Whether comforting a stranger visibly struggling with family caregiving in the hardware store or publicly sharing her intense experience caring for her husband Don, who lived with dementia, Lorraine Chambers finds herself offering support to other caregivers near the Clearwater and Barriere area whenever she can.
“If you start getting frustrated, it’s okay,” says Lorraine, herself a support worker. “Something pretty horrendous is happening and to keep it all inside is impossible. I was so mad at myself when I couldn’t keep it together. I thought I could, but I couldn’t.”
Don was diagnosed with Lewy Body dementia in 2012, a diagnosis that came late and was followed by a series of rapid changes in their lives over the next year. Don, a former drug and alcohol counselor who enjoyed exploring the outdoors and spending quiet time with his wife, began experiencing hallucinations and delusions that left him paranoid and suicidal.
Before Lorraine could process the changes, her kind, gentle husband grew so fearful of her that he tried to jump out of their car while she drove him to the hospital.
“He said, ‘Lorraine, I love you, but I don’t trust you.” By the time the two arrived at the hospital, Don became lucid, cried and apologized profusely.
“I said, ‘It’s not your fault. You have nothing to be sorry for,” said Lorraine.
Those times Don was lucid were incredibly painful for him, Lorraine says. By the time their year on the dementia journey together was through, Don had been diagnosed with late-stage lung cancer – and briefly committed to a psychiatric ward against Lorraine’s wishes. When Don eventually moved into hospice care, the staff told Lorraine that all she had to do was be his wife.
“What a relief that was. All I had to do was be his wife.”
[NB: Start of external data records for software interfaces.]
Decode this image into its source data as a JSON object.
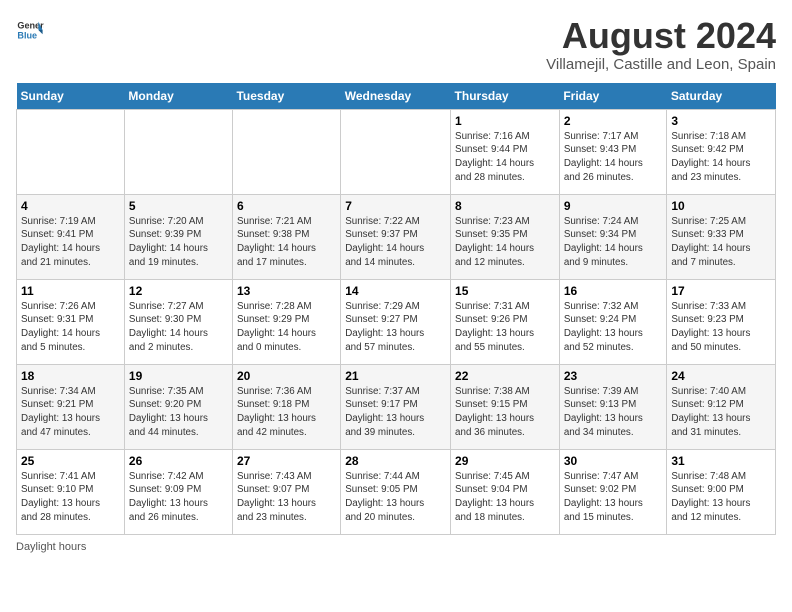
{
  "logo": {
    "general": "General",
    "blue": "Blue"
  },
  "title": "August 2024",
  "subtitle": "Villamejil, Castille and Leon, Spain",
  "days_of_week": [
    "Sunday",
    "Monday",
    "Tuesday",
    "Wednesday",
    "Thursday",
    "Friday",
    "Saturday"
  ],
  "footer": "Daylight hours",
  "weeks": [
    [
      {
        "day": "",
        "info": ""
      },
      {
        "day": "",
        "info": ""
      },
      {
        "day": "",
        "info": ""
      },
      {
        "day": "",
        "info": ""
      },
      {
        "day": "1",
        "info": "Sunrise: 7:16 AM\nSunset: 9:44 PM\nDaylight: 14 hours\nand 28 minutes."
      },
      {
        "day": "2",
        "info": "Sunrise: 7:17 AM\nSunset: 9:43 PM\nDaylight: 14 hours\nand 26 minutes."
      },
      {
        "day": "3",
        "info": "Sunrise: 7:18 AM\nSunset: 9:42 PM\nDaylight: 14 hours\nand 23 minutes."
      }
    ],
    [
      {
        "day": "4",
        "info": "Sunrise: 7:19 AM\nSunset: 9:41 PM\nDaylight: 14 hours\nand 21 minutes."
      },
      {
        "day": "5",
        "info": "Sunrise: 7:20 AM\nSunset: 9:39 PM\nDaylight: 14 hours\nand 19 minutes."
      },
      {
        "day": "6",
        "info": "Sunrise: 7:21 AM\nSunset: 9:38 PM\nDaylight: 14 hours\nand 17 minutes."
      },
      {
        "day": "7",
        "info": "Sunrise: 7:22 AM\nSunset: 9:37 PM\nDaylight: 14 hours\nand 14 minutes."
      },
      {
        "day": "8",
        "info": "Sunrise: 7:23 AM\nSunset: 9:35 PM\nDaylight: 14 hours\nand 12 minutes."
      },
      {
        "day": "9",
        "info": "Sunrise: 7:24 AM\nSunset: 9:34 PM\nDaylight: 14 hours\nand 9 minutes."
      },
      {
        "day": "10",
        "info": "Sunrise: 7:25 AM\nSunset: 9:33 PM\nDaylight: 14 hours\nand 7 minutes."
      }
    ],
    [
      {
        "day": "11",
        "info": "Sunrise: 7:26 AM\nSunset: 9:31 PM\nDaylight: 14 hours\nand 5 minutes."
      },
      {
        "day": "12",
        "info": "Sunrise: 7:27 AM\nSunset: 9:30 PM\nDaylight: 14 hours\nand 2 minutes."
      },
      {
        "day": "13",
        "info": "Sunrise: 7:28 AM\nSunset: 9:29 PM\nDaylight: 14 hours\nand 0 minutes."
      },
      {
        "day": "14",
        "info": "Sunrise: 7:29 AM\nSunset: 9:27 PM\nDaylight: 13 hours\nand 57 minutes."
      },
      {
        "day": "15",
        "info": "Sunrise: 7:31 AM\nSunset: 9:26 PM\nDaylight: 13 hours\nand 55 minutes."
      },
      {
        "day": "16",
        "info": "Sunrise: 7:32 AM\nSunset: 9:24 PM\nDaylight: 13 hours\nand 52 minutes."
      },
      {
        "day": "17",
        "info": "Sunrise: 7:33 AM\nSunset: 9:23 PM\nDaylight: 13 hours\nand 50 minutes."
      }
    ],
    [
      {
        "day": "18",
        "info": "Sunrise: 7:34 AM\nSunset: 9:21 PM\nDaylight: 13 hours\nand 47 minutes."
      },
      {
        "day": "19",
        "info": "Sunrise: 7:35 AM\nSunset: 9:20 PM\nDaylight: 13 hours\nand 44 minutes."
      },
      {
        "day": "20",
        "info": "Sunrise: 7:36 AM\nSunset: 9:18 PM\nDaylight: 13 hours\nand 42 minutes."
      },
      {
        "day": "21",
        "info": "Sunrise: 7:37 AM\nSunset: 9:17 PM\nDaylight: 13 hours\nand 39 minutes."
      },
      {
        "day": "22",
        "info": "Sunrise: 7:38 AM\nSunset: 9:15 PM\nDaylight: 13 hours\nand 36 minutes."
      },
      {
        "day": "23",
        "info": "Sunrise: 7:39 AM\nSunset: 9:13 PM\nDaylight: 13 hours\nand 34 minutes."
      },
      {
        "day": "24",
        "info": "Sunrise: 7:40 AM\nSunset: 9:12 PM\nDaylight: 13 hours\nand 31 minutes."
      }
    ],
    [
      {
        "day": "25",
        "info": "Sunrise: 7:41 AM\nSunset: 9:10 PM\nDaylight: 13 hours\nand 28 minutes."
      },
      {
        "day": "26",
        "info": "Sunrise: 7:42 AM\nSunset: 9:09 PM\nDaylight: 13 hours\nand 26 minutes."
      },
      {
        "day": "27",
        "info": "Sunrise: 7:43 AM\nSunset: 9:07 PM\nDaylight: 13 hours\nand 23 minutes."
      },
      {
        "day": "28",
        "info": "Sunrise: 7:44 AM\nSunset: 9:05 PM\nDaylight: 13 hours\nand 20 minutes."
      },
      {
        "day": "29",
        "info": "Sunrise: 7:45 AM\nSunset: 9:04 PM\nDaylight: 13 hours\nand 18 minutes."
      },
      {
        "day": "30",
        "info": "Sunrise: 7:47 AM\nSunset: 9:02 PM\nDaylight: 13 hours\nand 15 minutes."
      },
      {
        "day": "31",
        "info": "Sunrise: 7:48 AM\nSunset: 9:00 PM\nDaylight: 13 hours\nand 12 minutes."
      }
    ]
  ]
}
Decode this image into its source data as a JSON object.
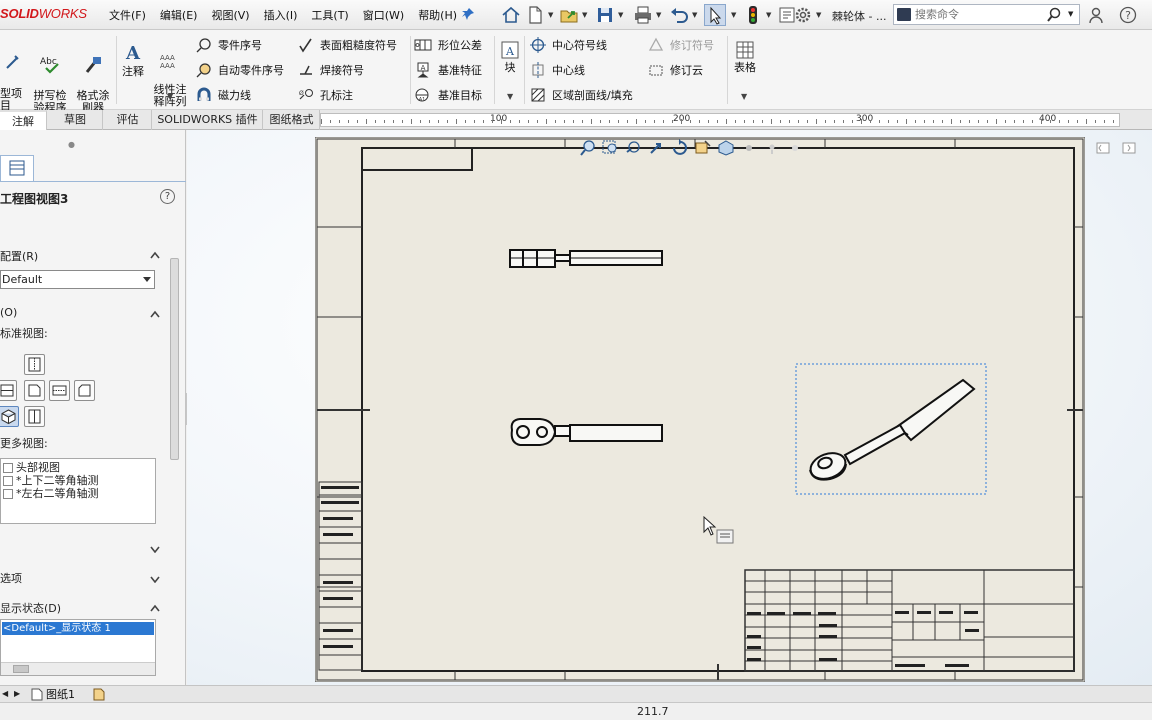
{
  "app": {
    "logo_prefix": "SOLID",
    "logo_suffix": "WORKS",
    "document_name": "棘轮体 - ..."
  },
  "menu": [
    "文件(F)",
    "编辑(E)",
    "视图(V)",
    "插入(I)",
    "工具(T)",
    "窗口(W)",
    "帮助(H)"
  ],
  "search": {
    "placeholder": "搜索命令"
  },
  "ribbon": {
    "model_items": "型项\n目",
    "spell_check": "拼写检\n验程序",
    "format_painter": "格式涂\n刷器",
    "note": "注释",
    "linear_note": "线性注\n释阵列",
    "balloon": "零件序号",
    "auto_balloon": "自动零件序号",
    "magnetic_line": "磁力线",
    "surface_finish": "表面粗糙度符号",
    "weld_symbol": "焊接符号",
    "hole_callout": "孔标注",
    "geometric_tolerance": "形位公差",
    "datum_feature": "基准特征",
    "datum_target": "基准目标",
    "block": "块",
    "center_mark": "中心符号线",
    "centerline": "中心线",
    "area_hatch": "区域剖面线/填充",
    "revision_symbol": "修订符号",
    "revision_cloud": "修订云",
    "table": "表格"
  },
  "command_tabs": [
    "注解",
    "草图",
    "评估",
    "SOLIDWORKS 插件",
    "图纸格式"
  ],
  "ruler": {
    "labels": [
      "100",
      "200",
      "300",
      "400"
    ]
  },
  "panel": {
    "title": "工程图视图3",
    "help_glyph": "?",
    "config_section": "配置(R)",
    "config_value": "Default",
    "orientation_section": "(O)",
    "standard_views": "标准视图:",
    "more_views": "更多视图:",
    "more_views_items": [
      "头部视图",
      "*上下二等角轴测",
      "*左右二等角轴测"
    ],
    "options_section": "选项",
    "display_section": "显示状态(D)",
    "display_state_row": "<Default>_显示状态 1"
  },
  "sheet_tabs": [
    "图纸1"
  ],
  "status": {
    "coordinate": "211.7"
  },
  "colors": {
    "sheet_bg": "#ece9df",
    "selection": "#2b78d2",
    "logo_red": "#d2171b"
  },
  "icons": [
    "home-icon",
    "new-icon",
    "open-icon",
    "save-icon",
    "print-icon",
    "undo-icon",
    "select-icon",
    "traffic-light-icon",
    "options-icon",
    "search-icon",
    "user-icon",
    "help-icon"
  ]
}
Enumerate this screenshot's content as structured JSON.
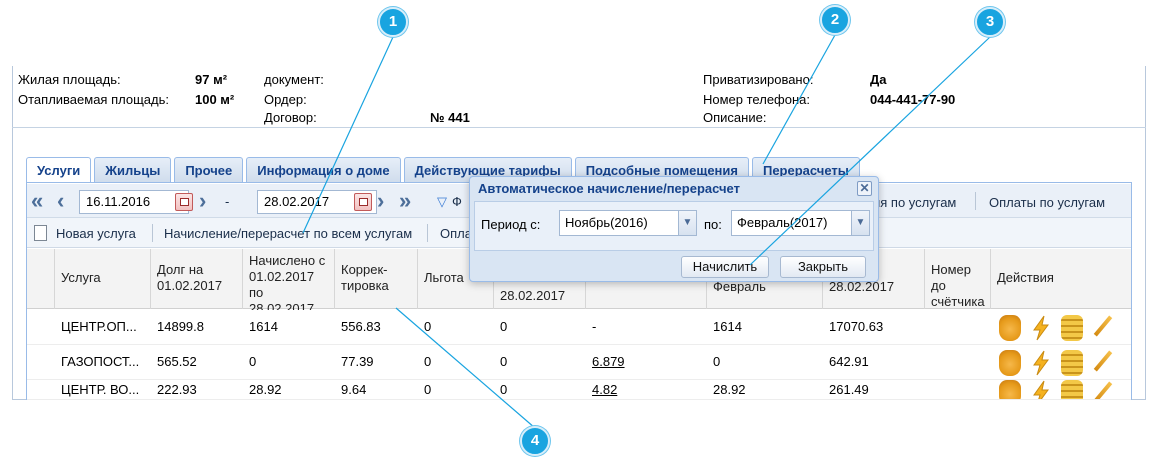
{
  "info": {
    "living_area_label": "Жилая площадь:",
    "living_area_value": "97 м²",
    "heated_area_label": "Отапливаемая площадь:",
    "heated_area_value": "100 м²",
    "document_label": "документ:",
    "order_label": "Ордер:",
    "contract_label": "Договор:",
    "contract_value": "№ 441",
    "privatized_label": "Приватизировано:",
    "privatized_value": "Да",
    "phone_label": "Номер телефона:",
    "phone_value": "044-441-77-90",
    "description_label": "Описание:"
  },
  "tabs": [
    {
      "label": "Услуги",
      "active": true
    },
    {
      "label": "Жильцы"
    },
    {
      "label": "Прочее"
    },
    {
      "label": "Информация о доме"
    },
    {
      "label": "Действующие тарифы"
    },
    {
      "label": "Подсобные помещения"
    },
    {
      "label": "Перерасчеты"
    }
  ],
  "toolbar": {
    "date_from": "16.11.2016",
    "date_dash": "-",
    "date_to": "28.02.2017",
    "filter_partial": "Ф",
    "payments_partial": "ия по услугам",
    "payments_by_services": "Оплаты по услугам",
    "new_service": "Новая услуга",
    "recalc_all": "Начисление/перерасчет по всем услугам",
    "pay_partial": "Опла"
  },
  "grid": {
    "headers": {
      "service": "Услуга",
      "debt": "Долг на 01.02.2017",
      "charged": "Начислено с 01.02.2017 по 28.02.2017",
      "correction": "Коррек-тировка",
      "benefit": "Льгота",
      "col6": "28.02.2017",
      "col8": "Февраль",
      "col9": "28.02.2017",
      "meter": "Номер до счётчика",
      "actions": "Действия"
    },
    "rows": [
      {
        "service": "ЦЕНТР.ОП...",
        "debt": "14899.8",
        "charged": "1614",
        "correction": "556.83",
        "benefit": "0",
        "c6": "0",
        "c7": "-",
        "c8": "1614",
        "c9": "17070.63"
      },
      {
        "service": "ГАЗОПОСТ...",
        "debt": "565.52",
        "charged": "0",
        "correction": "77.39",
        "benefit": "0",
        "c6": "0",
        "c7": "6.879",
        "c8": "0",
        "c9": "642.91"
      },
      {
        "service": "ЦЕНТР. ВО...",
        "debt": "222.93",
        "charged": "28.92",
        "correction": "9.64",
        "benefit": "0",
        "c6": "0",
        "c7": "4.82",
        "c8": "28.92",
        "c9": "261.49"
      }
    ]
  },
  "modal": {
    "title": "Автоматическое начисление/перерасчет",
    "period_from_label": "Период с:",
    "period_from_value": "Ноябрь(2016)",
    "period_to_label": "по:",
    "period_to_value": "Февраль(2017)",
    "calc_button": "Начислить",
    "close_button": "Закрыть"
  },
  "callouts": [
    "1",
    "2",
    "3",
    "4"
  ],
  "colors": {
    "accent": "#15428b",
    "callout": "#19a4e0"
  }
}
Calls to Tara Hildebrand, Alzheimer Society of B.C. Support and Education Coordinator, First Link® were Lorraine’s only support throughout the journey.
“I didn’t know how to deal with it, except for with Tara – she just let me cry.”
Six years after losing Don, Lorraine finds some comfort in knowing that she can relate to other caregivers, though she feels that no one ever needs to “get over” such difficult experiences as a caregiver.
“It really pulls at my heartstrings every time I hear about somebody with a loved one who has dementia.”
Walk with Lorraine at the Barriere IG Wealth Management Walk for Alzheimer’s on Sunday, May 5. Together, you make memories matter.
You can register or find your community contact at: www.walkforalzheimers.ca.
For more information about the Barriere Walk contact Margaret Houben at 250-672-9330 or Liz Gilbertson at 250- 672-9337.
For information about Alzheimer’s conact the Alzheimer Society of BC at: Toll-free: 1-800-667-3742.